In Toraja (Indonesia), the rituals associated with death are complex and expensive. Therefore, when a person dies, it can take weeks, months even years for the family to organize the funeral. During this time, the deceased is considered to be "sick" and kept at home. While, it remains a sad time, the transition from life to death is a slow and peaceful process strengthening family bonds. Depending on the family, the body may be kept uncovered, bundled in layers of cloth or in a coffin.
In the region of Pangala, the Ma' Nene, or cleaning of the corpses, ceremony takes place after the rice harvest. Coffins are removed from their burial sites and opened. The mummies are cleaned, dried in the sun and given a change of clothes. Expressions of sadness are mixed with the overall happy atmosphere surrounding these moments of bonding with loved ones and honoring ancestors.
Alain Schroeder is a Belgian photojournalist born in 1955.
In 1989 he founded Reporters (http://www.reporters.be), a well-known photo agency in Belgium.
He has illustrated over thirty books dedicated to China, Persia, the Renaissance, Ancient Rome, the Gardens of Europe, Thailand, Tuscany, Crete, Vietnam, Budapest, Venice, the Abbeys of Europe, Natural Sites of Europe, etc.
Belgian titles include, « Le Carnaval de Binche vu par 30 Photographes », and « Processions de Foi, Les Marches de l’Entre-Sambre-et-Meuse ». Publications include National Geographic, Geo, Paris-Match,… He has won many international awards and participated in numerous exhibitions worldwide.
He is represented in Belgium by Reporters and in Paris by the photo agency HEMIS.
Living with the dead is completely unknown in the western world.
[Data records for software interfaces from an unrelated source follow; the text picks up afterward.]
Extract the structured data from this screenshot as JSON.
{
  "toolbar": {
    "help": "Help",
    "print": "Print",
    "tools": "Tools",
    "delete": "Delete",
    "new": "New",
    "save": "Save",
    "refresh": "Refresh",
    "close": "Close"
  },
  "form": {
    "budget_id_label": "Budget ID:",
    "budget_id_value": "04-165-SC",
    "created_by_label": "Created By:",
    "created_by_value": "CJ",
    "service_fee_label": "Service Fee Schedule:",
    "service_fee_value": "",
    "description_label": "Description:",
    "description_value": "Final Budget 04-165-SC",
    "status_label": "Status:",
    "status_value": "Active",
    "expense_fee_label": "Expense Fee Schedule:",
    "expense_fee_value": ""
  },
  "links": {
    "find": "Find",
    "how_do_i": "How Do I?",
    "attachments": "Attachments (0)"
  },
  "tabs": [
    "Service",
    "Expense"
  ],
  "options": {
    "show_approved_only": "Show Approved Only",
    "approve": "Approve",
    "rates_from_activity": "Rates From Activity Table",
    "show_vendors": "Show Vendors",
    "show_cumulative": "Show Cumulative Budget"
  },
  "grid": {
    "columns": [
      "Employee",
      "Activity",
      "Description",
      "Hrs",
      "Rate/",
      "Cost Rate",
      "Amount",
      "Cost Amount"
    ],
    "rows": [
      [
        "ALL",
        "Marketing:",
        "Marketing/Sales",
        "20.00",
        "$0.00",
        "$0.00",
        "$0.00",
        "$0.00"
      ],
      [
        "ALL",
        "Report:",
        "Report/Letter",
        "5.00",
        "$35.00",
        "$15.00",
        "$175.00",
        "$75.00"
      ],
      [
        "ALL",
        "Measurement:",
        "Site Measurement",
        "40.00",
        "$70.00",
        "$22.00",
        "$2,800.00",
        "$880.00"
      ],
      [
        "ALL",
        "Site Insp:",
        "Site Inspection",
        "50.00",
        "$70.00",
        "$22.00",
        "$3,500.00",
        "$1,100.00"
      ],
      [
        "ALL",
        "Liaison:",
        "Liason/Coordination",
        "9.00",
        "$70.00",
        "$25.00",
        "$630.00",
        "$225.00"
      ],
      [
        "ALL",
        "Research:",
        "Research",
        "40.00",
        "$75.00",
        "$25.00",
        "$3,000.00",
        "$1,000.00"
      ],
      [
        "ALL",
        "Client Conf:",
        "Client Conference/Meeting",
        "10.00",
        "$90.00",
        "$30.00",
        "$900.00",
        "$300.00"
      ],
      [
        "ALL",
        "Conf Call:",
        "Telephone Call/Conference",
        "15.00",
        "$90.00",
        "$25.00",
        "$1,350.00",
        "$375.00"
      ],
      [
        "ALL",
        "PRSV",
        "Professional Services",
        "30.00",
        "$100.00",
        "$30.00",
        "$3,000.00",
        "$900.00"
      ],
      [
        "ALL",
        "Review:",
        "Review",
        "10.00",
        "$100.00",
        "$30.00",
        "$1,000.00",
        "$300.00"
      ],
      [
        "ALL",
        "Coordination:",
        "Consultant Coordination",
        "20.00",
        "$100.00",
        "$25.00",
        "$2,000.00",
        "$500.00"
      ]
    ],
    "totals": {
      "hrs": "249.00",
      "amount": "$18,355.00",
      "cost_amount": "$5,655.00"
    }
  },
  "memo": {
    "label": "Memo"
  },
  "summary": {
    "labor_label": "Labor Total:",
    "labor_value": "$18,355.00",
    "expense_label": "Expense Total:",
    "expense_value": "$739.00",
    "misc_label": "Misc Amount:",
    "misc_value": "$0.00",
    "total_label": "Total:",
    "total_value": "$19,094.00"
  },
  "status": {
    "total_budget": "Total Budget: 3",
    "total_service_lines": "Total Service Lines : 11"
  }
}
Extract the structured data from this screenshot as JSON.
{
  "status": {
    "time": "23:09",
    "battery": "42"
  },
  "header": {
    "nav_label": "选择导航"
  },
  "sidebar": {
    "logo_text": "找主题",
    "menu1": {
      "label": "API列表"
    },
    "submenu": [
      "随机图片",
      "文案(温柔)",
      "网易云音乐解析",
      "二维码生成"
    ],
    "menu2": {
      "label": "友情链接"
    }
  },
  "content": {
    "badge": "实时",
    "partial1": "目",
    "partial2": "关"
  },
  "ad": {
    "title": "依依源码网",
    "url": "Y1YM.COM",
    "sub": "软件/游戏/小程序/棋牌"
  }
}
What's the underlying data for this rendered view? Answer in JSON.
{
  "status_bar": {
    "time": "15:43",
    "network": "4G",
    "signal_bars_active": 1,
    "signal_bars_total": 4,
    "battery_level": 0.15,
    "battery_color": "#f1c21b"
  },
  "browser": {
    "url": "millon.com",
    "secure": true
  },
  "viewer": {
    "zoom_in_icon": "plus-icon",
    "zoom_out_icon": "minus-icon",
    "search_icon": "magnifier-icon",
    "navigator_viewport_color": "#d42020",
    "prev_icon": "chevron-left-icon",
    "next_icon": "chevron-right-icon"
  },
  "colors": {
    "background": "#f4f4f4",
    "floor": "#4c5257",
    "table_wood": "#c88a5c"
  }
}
In his series of photos titled ‘Living for Death’, photojournalist Alain Schroeder documents the rituals surrounding death and the dead in Toraja, Indonesia. Instead of a remote and clinical handling of the theme of death, as is, in the meantime, generally the case in the so-called civilized world, the people of Toraja literally live with the dead. As the rituals of death are complex and costly, it may take weeks, months or even years until the family can organise a funeral when a member of the family dies. In the interim period, the dead are simply considered to be ‘ill’ – and remain in the family’s home. Here, Alain Schroeder reports on an unusual and profoundly human subject. His sensitively captured black-and-white images help the viewer to come to terms with this, at first, alien aspect of life and death. This is precisely the impact good photojournalism must have on those who see it.